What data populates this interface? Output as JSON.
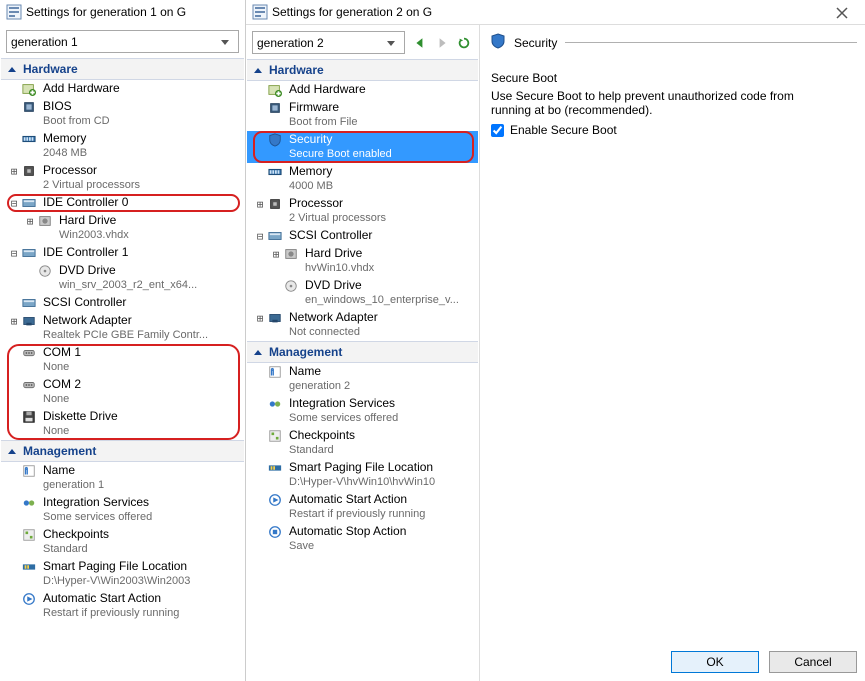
{
  "left": {
    "title": "Settings for generation 1 on G",
    "selector": "generation 1",
    "hardware_header": "Hardware",
    "management_header": "Management",
    "hardware": [
      {
        "label": "Add Hardware",
        "sub": "",
        "icon": "add-hardware",
        "exp": "",
        "indent": 0
      },
      {
        "label": "BIOS",
        "sub": "Boot from CD",
        "icon": "bios",
        "exp": "",
        "indent": 0
      },
      {
        "label": "Memory",
        "sub": "2048 MB",
        "icon": "memory",
        "exp": "",
        "indent": 0
      },
      {
        "label": "Processor",
        "sub": "2 Virtual processors",
        "icon": "cpu",
        "exp": "plus",
        "indent": 0
      },
      {
        "label": "IDE Controller 0",
        "sub": "",
        "icon": "ide",
        "exp": "minus",
        "indent": 0,
        "hl": "ide0"
      },
      {
        "label": "Hard Drive",
        "sub": "Win2003.vhdx",
        "icon": "hdd",
        "exp": "plus",
        "indent": 1
      },
      {
        "label": "IDE Controller 1",
        "sub": "",
        "icon": "ide",
        "exp": "minus",
        "indent": 0
      },
      {
        "label": "DVD Drive",
        "sub": "win_srv_2003_r2_ent_x64...",
        "icon": "dvd",
        "exp": "",
        "indent": 1
      },
      {
        "label": "SCSI Controller",
        "sub": "",
        "icon": "scsi",
        "exp": "",
        "indent": 0
      },
      {
        "label": "Network Adapter",
        "sub": "Realtek PCIe GBE Family Contr...",
        "icon": "nic",
        "exp": "plus",
        "indent": 0
      },
      {
        "label": "COM 1",
        "sub": "None",
        "icon": "com",
        "exp": "",
        "indent": 0,
        "grp": "extra"
      },
      {
        "label": "COM 2",
        "sub": "None",
        "icon": "com",
        "exp": "",
        "indent": 0,
        "grp": "extra"
      },
      {
        "label": "Diskette Drive",
        "sub": "None",
        "icon": "floppy",
        "exp": "",
        "indent": 0,
        "grp": "extra"
      }
    ],
    "management": [
      {
        "label": "Name",
        "sub": "generation 1",
        "icon": "name"
      },
      {
        "label": "Integration Services",
        "sub": "Some services offered",
        "icon": "integration"
      },
      {
        "label": "Checkpoints",
        "sub": "Standard",
        "icon": "checkpoint"
      },
      {
        "label": "Smart Paging File Location",
        "sub": "D:\\Hyper-V\\Win2003\\Win2003",
        "icon": "paging"
      },
      {
        "label": "Automatic Start Action",
        "sub": "Restart if previously running",
        "icon": "start"
      }
    ]
  },
  "right": {
    "title": "Settings for generation 2 on G",
    "selector": "generation 2",
    "hardware_header": "Hardware",
    "management_header": "Management",
    "hardware": [
      {
        "label": "Add Hardware",
        "sub": "",
        "icon": "add-hardware",
        "exp": "",
        "indent": 0
      },
      {
        "label": "Firmware",
        "sub": "Boot from File",
        "icon": "bios",
        "exp": "",
        "indent": 0
      },
      {
        "label": "Security",
        "sub": "Secure Boot enabled",
        "icon": "shield",
        "exp": "",
        "indent": 0,
        "selected": true,
        "hl": "sec"
      },
      {
        "label": "Memory",
        "sub": "4000 MB",
        "icon": "memory",
        "exp": "",
        "indent": 0
      },
      {
        "label": "Processor",
        "sub": "2 Virtual processors",
        "icon": "cpu",
        "exp": "plus",
        "indent": 0
      },
      {
        "label": "SCSI Controller",
        "sub": "",
        "icon": "scsi",
        "exp": "minus",
        "indent": 0
      },
      {
        "label": "Hard Drive",
        "sub": "hvWin10.vhdx",
        "icon": "hdd",
        "exp": "plus",
        "indent": 1
      },
      {
        "label": "DVD Drive",
        "sub": "en_windows_10_enterprise_v...",
        "icon": "dvd",
        "exp": "",
        "indent": 1
      },
      {
        "label": "Network Adapter",
        "sub": "Not connected",
        "icon": "nic",
        "exp": "plus",
        "indent": 0
      }
    ],
    "management": [
      {
        "label": "Name",
        "sub": "generation 2",
        "icon": "name"
      },
      {
        "label": "Integration Services",
        "sub": "Some services offered",
        "icon": "integration"
      },
      {
        "label": "Checkpoints",
        "sub": "Standard",
        "icon": "checkpoint"
      },
      {
        "label": "Smart Paging File Location",
        "sub": "D:\\Hyper-V\\hvWin10\\hvWin10",
        "icon": "paging"
      },
      {
        "label": "Automatic Start Action",
        "sub": "Restart if previously running",
        "icon": "start"
      },
      {
        "label": "Automatic Stop Action",
        "sub": "Save",
        "icon": "stop"
      }
    ],
    "detail": {
      "heading": "Security",
      "group": "Secure Boot",
      "desc": "Use Secure Boot to help prevent unauthorized code from running at bo (recommended).",
      "checkbox_label": "Enable Secure Boot",
      "checkbox_checked": true
    },
    "buttons": {
      "ok": "OK",
      "cancel": "Cancel"
    }
  }
}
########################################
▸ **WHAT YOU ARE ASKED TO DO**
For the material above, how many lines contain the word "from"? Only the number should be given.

▸ **ANSWER TO THIS EXERCISE**
3